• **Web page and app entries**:

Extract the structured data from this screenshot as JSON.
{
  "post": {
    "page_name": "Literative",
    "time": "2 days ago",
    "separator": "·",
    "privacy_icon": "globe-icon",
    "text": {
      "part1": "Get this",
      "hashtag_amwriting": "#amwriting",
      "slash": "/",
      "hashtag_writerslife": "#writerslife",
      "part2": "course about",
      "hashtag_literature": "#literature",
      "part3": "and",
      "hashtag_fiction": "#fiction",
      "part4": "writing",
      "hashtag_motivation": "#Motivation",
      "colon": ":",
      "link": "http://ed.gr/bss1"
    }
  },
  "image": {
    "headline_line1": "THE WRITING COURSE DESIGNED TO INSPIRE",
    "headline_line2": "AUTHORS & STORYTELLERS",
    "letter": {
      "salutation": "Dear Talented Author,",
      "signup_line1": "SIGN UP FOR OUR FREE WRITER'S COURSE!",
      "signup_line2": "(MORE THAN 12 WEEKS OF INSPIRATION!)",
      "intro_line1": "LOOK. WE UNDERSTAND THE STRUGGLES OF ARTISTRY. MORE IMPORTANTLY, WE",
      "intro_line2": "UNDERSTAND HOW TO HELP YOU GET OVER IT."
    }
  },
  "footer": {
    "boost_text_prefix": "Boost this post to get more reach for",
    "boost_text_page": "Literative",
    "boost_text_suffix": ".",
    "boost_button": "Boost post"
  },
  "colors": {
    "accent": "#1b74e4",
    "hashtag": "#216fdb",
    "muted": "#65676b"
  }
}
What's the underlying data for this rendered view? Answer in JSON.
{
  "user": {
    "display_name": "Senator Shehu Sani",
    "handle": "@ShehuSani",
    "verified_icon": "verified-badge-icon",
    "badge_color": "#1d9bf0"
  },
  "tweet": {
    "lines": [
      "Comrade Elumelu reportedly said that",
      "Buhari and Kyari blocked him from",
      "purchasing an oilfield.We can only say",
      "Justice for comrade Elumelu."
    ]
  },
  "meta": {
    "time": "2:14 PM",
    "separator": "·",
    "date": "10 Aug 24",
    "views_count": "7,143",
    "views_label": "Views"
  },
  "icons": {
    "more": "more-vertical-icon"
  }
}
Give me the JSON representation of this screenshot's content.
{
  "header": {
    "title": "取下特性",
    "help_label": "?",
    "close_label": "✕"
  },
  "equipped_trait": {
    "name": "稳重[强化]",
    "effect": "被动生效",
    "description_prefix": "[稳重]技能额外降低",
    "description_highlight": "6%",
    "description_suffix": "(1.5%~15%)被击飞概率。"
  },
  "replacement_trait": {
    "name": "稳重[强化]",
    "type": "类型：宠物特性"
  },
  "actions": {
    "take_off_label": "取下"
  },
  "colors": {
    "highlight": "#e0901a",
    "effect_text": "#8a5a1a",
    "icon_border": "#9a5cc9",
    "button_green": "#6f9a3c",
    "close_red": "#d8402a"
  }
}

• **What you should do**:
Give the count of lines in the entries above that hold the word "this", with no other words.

• **Solution to the exercise**:
5